> **Extracted information**
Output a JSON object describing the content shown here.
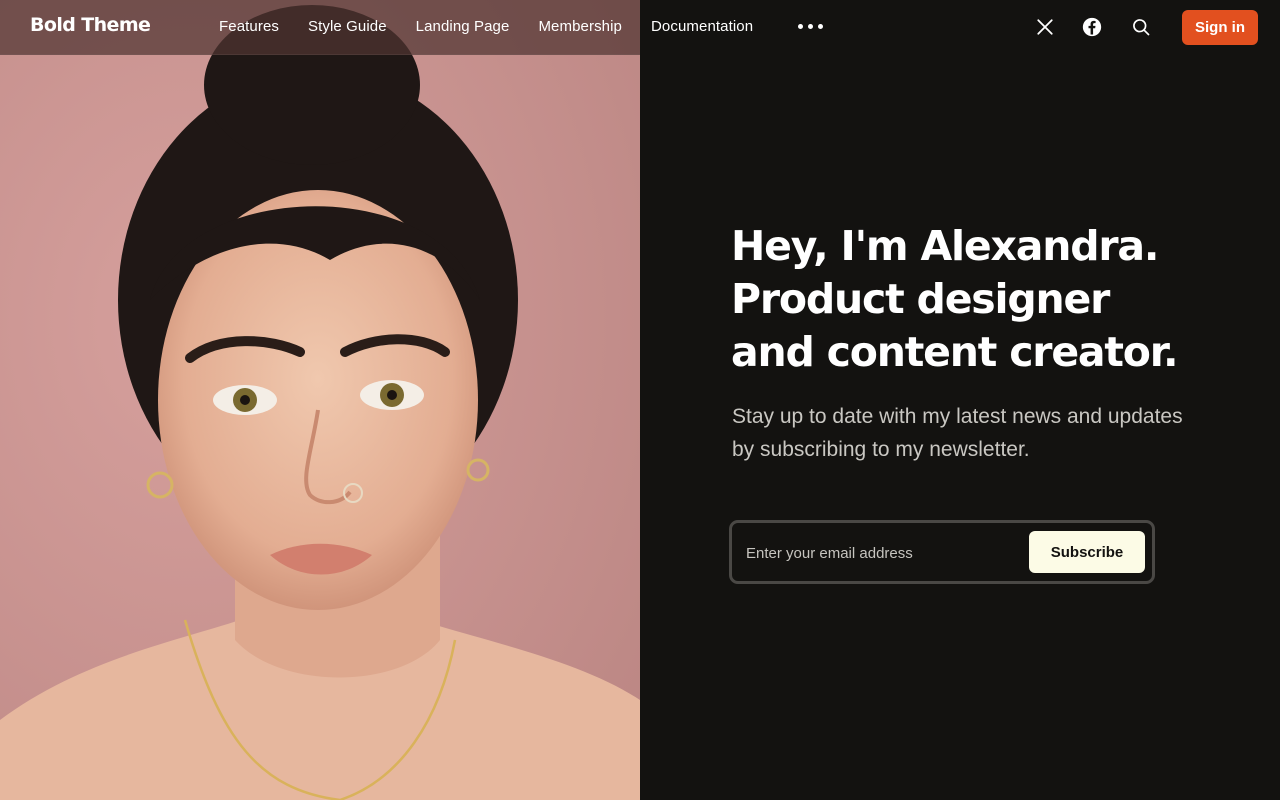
{
  "header": {
    "logo": "Bold Theme",
    "nav": [
      "Features",
      "Style Guide",
      "Landing Page",
      "Membership",
      "Documentation"
    ],
    "more_icon": "ellipsis-icon",
    "social_icons": [
      "x-twitter-icon",
      "facebook-icon"
    ],
    "search_icon": "search-icon",
    "signin_label": "Sign in",
    "signin_color": "#e2501f"
  },
  "hero": {
    "image_alt": "portrait photo",
    "headline": [
      "Hey, I'm Alexandra.",
      "Product designer",
      "and content creator."
    ],
    "subtext": "Stay up to date with my latest news and updates by subscribing to my newsletter.",
    "email_placeholder": "Enter your email address",
    "subscribe_label": "Subscribe"
  },
  "colors": {
    "background": "#131210",
    "image_backdrop": "#c99593",
    "accent": "#e2501f",
    "subscribe_button": "#fcfbe6"
  }
}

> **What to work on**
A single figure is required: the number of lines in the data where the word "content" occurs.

> **Exercise answer**
2